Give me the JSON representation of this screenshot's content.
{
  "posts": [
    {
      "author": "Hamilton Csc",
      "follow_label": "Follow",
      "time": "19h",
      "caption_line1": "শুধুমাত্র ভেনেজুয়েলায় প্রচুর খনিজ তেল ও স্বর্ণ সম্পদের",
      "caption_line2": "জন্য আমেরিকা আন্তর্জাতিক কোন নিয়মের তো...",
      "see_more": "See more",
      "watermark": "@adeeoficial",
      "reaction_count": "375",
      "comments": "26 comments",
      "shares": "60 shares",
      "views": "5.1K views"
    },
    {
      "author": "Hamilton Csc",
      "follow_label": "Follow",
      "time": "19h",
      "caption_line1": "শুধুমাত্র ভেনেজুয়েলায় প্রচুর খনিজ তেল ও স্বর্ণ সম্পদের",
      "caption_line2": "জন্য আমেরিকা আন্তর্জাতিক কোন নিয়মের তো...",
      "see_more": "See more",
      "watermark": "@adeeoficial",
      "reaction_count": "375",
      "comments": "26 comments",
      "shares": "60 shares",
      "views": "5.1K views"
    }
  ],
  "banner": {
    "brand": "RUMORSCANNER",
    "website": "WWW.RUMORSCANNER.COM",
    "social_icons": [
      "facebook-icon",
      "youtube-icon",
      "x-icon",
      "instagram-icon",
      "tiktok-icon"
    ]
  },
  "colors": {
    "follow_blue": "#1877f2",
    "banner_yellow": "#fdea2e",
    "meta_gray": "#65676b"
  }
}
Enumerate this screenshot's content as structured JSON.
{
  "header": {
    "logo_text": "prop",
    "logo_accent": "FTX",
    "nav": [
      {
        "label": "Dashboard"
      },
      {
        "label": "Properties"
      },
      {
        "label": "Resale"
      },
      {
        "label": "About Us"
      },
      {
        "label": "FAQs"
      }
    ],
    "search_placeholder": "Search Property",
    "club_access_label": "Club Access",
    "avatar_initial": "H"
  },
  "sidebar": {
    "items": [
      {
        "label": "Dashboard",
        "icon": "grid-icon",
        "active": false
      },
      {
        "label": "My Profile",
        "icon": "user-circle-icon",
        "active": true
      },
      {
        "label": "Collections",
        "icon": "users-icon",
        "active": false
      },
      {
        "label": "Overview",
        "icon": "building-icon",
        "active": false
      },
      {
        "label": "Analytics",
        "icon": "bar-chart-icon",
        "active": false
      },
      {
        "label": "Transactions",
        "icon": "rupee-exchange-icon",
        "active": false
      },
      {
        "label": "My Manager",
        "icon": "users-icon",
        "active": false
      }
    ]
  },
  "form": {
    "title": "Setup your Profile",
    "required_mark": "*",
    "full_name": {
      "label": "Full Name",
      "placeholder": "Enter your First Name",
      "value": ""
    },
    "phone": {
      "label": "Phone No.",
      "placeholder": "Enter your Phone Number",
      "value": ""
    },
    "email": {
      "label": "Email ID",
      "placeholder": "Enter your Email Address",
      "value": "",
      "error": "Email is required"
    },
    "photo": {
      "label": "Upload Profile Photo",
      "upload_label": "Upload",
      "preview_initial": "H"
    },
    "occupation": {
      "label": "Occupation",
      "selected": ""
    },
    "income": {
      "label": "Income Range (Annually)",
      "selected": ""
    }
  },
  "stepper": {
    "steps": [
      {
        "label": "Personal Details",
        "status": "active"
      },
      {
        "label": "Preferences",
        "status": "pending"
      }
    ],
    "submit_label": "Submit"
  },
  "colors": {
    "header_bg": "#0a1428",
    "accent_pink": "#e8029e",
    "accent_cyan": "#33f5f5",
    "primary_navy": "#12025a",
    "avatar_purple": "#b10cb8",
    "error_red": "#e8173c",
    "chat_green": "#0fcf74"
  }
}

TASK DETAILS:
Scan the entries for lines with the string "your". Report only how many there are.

OUTPUT FOR THIS TASK:
4